The Path to Qualifying as an ONP

There is a carefully designed route that takes novices through training and qualifications before they can work and practice as ONPs. Although the requirements are rigorous and take time, once qualified, the ONP will be earning one of the highest salaries for RNs in the United States. The final step is to obtain a Master of Science in Nursing (MSN) degree. The ONP must first complete the Bachelor of Science in Nursing (BSN) Degree. The prospective ONP can progress from a Wilkes BSN to MSN degree.

For a new student who has not qualified as a nurse yet, the Bachelor of Science in Nursing (BSN) degree will take three or four years to complete.
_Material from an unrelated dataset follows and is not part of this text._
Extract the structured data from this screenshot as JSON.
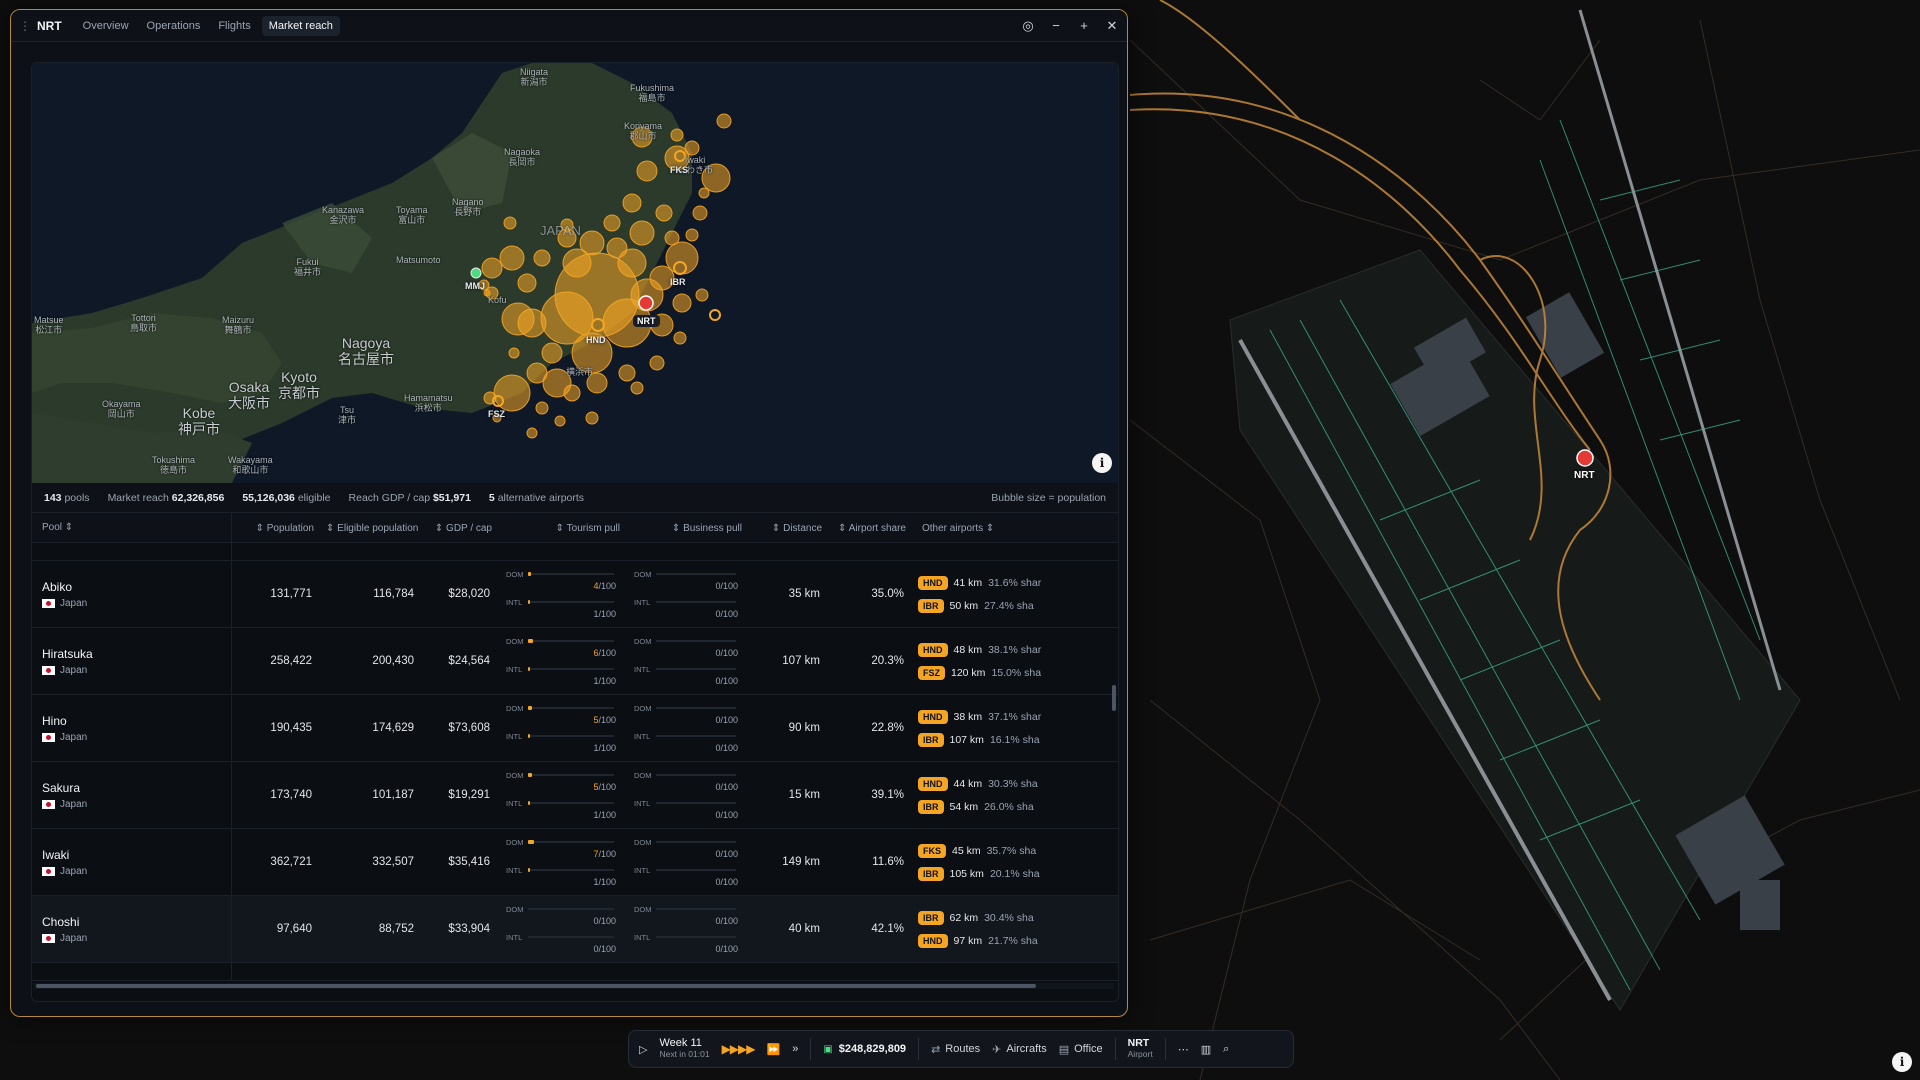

Whereas those who have already earned an Associate Degree in Nursing (ADN) can move directly into BSN program as a registered nurse (RN). This allows the person to obtain their BSN in less than two years. Additionally, if an RN has attended college for an Associate Degree in Vocational Nursing (ASVN), they need not complete the three semesters at the beginning of the BSN degree.

Once a BSN qualification has been obtained, the RN must get a nursing license. This requires sitting for and passing the National Council Licensure Examination for Registered Nurses (NCLEX-RN Certification Exam). At this stage, the RN can begin the MSN degree. This will take between one-and-a-half and two years to complete. With an MSN qualification, an ONP is in line to earn a top salary.

The Final Steps to Qualify as an ONP

Having completed the MSN degree, the prospective ONP must gain hands-on experience as an RN. This means undertaking 2,000 hours of practical work as an RN. There may be some credits earned while studying for the MSN degree that will reduce the number of hours of practical work required.

Finally, the individual is ready for the last step. To become an ONP, the RN will have to take the Orthopaedic Nurses Certification Board (ONCB) exam, notably the ONC-P certification examination. This examination measures competency-based skills and knowledge with 15 unscored and 135 scored questions. These exam questions will test the student on metabolic bone disorders, musculoskeletal tumors, inflammatory disorders, sports injuries, orthopedic trauma, degenerative disorders, congenital and pediatric conditions, and neuromuscular disorders.

Additionally, the examinee will have to answer questions related to various tasks or roles. This includes a researcher, consultant, manager, educator, and clinician/practitioner.

Statistics for RNs in the United States

According to the Bureau For Labor Statistics, job opportunities for all RNs who are qualified and licensed will grow at a rate of 52% in the decade between 2020 and 2030. This is eight percent higher growth than for any other career in the US.  This increased need for qualified nurses is fuelled by an aging population that requires more chronic and acute healthcare. As much of the work that ONPs do is with the elderly, who are more prone to falls and degenerative conditions, the employment opportunities will be abundant for this group of specialists.

The states that employ the most RNs are Texas, California, New York, Florida, and Tennessee. The number of employed RNs in these stats ranges from 11,360 to 17,810. Salaries across these states also differ and varied between $95,120 (Tennessee) and $151,830 (California) in 2021.

Although the route from RN to ONP with an MSN degree is lengthy, it is well worth the investment of time and energy for a rewarding career.